HOW TO COMPLETE THIS TASK: Which of the lines below hold the word "plots"? Pull each of them out.

INFORMATION GIVEN:
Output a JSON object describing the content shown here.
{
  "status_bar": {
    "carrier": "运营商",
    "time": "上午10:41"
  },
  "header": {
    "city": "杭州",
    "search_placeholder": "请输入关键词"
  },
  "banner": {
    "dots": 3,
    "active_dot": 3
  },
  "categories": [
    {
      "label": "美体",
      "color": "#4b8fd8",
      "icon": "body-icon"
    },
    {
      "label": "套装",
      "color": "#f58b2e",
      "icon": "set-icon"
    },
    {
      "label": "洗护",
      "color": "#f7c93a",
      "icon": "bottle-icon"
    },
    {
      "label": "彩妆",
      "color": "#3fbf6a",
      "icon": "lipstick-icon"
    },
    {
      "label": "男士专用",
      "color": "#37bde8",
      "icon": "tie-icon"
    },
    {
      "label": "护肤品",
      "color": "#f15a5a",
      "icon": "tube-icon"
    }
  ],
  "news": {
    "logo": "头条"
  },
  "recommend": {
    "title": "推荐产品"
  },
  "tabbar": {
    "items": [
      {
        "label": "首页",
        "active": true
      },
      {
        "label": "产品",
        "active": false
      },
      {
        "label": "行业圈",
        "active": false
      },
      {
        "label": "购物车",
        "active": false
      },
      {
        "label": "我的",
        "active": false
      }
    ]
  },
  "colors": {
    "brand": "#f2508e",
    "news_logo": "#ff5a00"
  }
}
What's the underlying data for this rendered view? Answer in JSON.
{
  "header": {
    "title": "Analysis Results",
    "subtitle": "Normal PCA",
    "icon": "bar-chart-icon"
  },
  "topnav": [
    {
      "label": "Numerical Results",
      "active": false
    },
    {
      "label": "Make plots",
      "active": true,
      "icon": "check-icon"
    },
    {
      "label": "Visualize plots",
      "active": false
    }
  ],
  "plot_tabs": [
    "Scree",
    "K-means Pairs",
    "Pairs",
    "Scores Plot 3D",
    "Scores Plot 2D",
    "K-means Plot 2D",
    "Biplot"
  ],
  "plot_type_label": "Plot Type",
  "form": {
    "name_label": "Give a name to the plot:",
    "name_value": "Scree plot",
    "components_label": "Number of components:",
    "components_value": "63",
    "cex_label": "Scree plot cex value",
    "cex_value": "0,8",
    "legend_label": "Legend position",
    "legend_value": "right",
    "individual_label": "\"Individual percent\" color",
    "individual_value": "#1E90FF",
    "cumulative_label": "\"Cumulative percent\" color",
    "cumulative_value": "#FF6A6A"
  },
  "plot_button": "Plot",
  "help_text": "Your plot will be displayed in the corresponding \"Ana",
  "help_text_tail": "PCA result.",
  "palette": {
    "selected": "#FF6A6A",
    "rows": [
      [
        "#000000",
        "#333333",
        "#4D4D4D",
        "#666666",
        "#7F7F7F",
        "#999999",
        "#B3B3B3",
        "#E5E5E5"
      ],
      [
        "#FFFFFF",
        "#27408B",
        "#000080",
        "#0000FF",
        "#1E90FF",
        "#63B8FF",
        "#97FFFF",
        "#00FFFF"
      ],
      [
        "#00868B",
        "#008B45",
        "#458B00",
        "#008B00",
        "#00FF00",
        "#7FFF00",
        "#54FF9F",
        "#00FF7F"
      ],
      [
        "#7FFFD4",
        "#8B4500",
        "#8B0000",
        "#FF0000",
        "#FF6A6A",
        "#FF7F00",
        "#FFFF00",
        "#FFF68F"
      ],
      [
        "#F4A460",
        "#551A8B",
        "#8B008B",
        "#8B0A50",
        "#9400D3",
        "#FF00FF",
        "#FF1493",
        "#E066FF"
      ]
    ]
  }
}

RESULT OF THIS EXERCISE:
      "label": "Make plots",
      "label": "Visualize plots",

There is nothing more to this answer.